This presentation is part of : Collaborations in Education and Practice
A Collaborative Accelerated Program to Develop EBP Champions in Acute Care Facilities
Barbara K. Haas, PhD, RN, Gayle Varnell, PhD, CPNP, RN, Gloria Duke, PhD, RN, and Kathy Hudson, MSN, RN. College of Nursing and Health Sciences, The University of Texas at Tyler, Tyler, TX, USA
Learning Objective #1: describe an accelerated program to develop evidence-based practice (EBP) champions in acute care facilities.
Learning Objective #2: discuss the impact of an accelerated educational program on the beliefs about EBP and the implementation of EBP among nurses employed in acute care facilities.

Background: It has been demonstrated that staff nurses need programs to help integrate evidence-based practice (EBP) into health care delivery. Sigma Theta Tau International's 1999 white paper on clinical scholarship recommended close communication between nursing education and nursing practice as the environment most conducive to integrating clinical scholarship into the practice setting.

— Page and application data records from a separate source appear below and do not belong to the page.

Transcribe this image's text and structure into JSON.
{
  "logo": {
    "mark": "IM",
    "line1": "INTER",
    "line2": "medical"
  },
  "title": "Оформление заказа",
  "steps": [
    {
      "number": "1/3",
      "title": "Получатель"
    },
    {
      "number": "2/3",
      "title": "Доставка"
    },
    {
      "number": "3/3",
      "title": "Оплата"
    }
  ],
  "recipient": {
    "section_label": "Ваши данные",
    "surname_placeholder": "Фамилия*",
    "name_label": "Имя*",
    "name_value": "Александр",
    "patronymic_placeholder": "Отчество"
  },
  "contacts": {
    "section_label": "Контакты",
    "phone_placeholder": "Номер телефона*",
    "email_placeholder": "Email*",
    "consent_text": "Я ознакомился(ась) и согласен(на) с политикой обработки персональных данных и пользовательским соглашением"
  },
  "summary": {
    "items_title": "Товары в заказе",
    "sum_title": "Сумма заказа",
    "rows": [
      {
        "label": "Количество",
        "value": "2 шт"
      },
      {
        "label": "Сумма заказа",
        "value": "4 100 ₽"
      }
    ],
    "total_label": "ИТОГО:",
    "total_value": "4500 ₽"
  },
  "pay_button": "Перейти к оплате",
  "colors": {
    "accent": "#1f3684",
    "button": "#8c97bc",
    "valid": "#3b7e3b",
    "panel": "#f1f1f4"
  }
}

Purpose: The purpose of this study was to evaluate the effectiveness of an accelerated educational program on the knowledge of and attitudes toward EBP among nurses employed in acute care facilities.


Methods: University faculty members partnered with nurse administrators and educators at five area acute care facilities to provide a program to develop EBP champions within the hospitals. Nurses were given time each week to attend classes. Faculty educators donated their time and one institution provided free continuing education credits to nurses who attended all sessions. Pretests and posttests were administered using Melnyk and Fineout-Overholt's Evidence-Based Practice Beliefs (EBPB) and Evidence-Based Practice Implementation (EBPI) scales.


Results: Forty-nine nurse from a variety of specialty areas and diverse educational backgrounds participated. Fifty three percent of the attendees had not heard of EBP. Correlation analyses suggested that education positively correlated with scores on the EBPB at baseline. Implementation of EBP as measured by the EBPI was significantly correlated with role at baseline. Demographic characteristics and study variable correlations were not significant at the end of the program. Paired t-tests indicated a significant (p < .01) and positive change in both beliefs about EBP and the number of times EBP was implemented in the work setting.


Conclusions: Regardless of prior knowledge, education level, role, or experience, nurses can quickly be assisted in valuing EBP and implementing evidence-based practice. Support from nursing administration and collaboration among educators, researchers, and clinicians are essential to the success of such a program.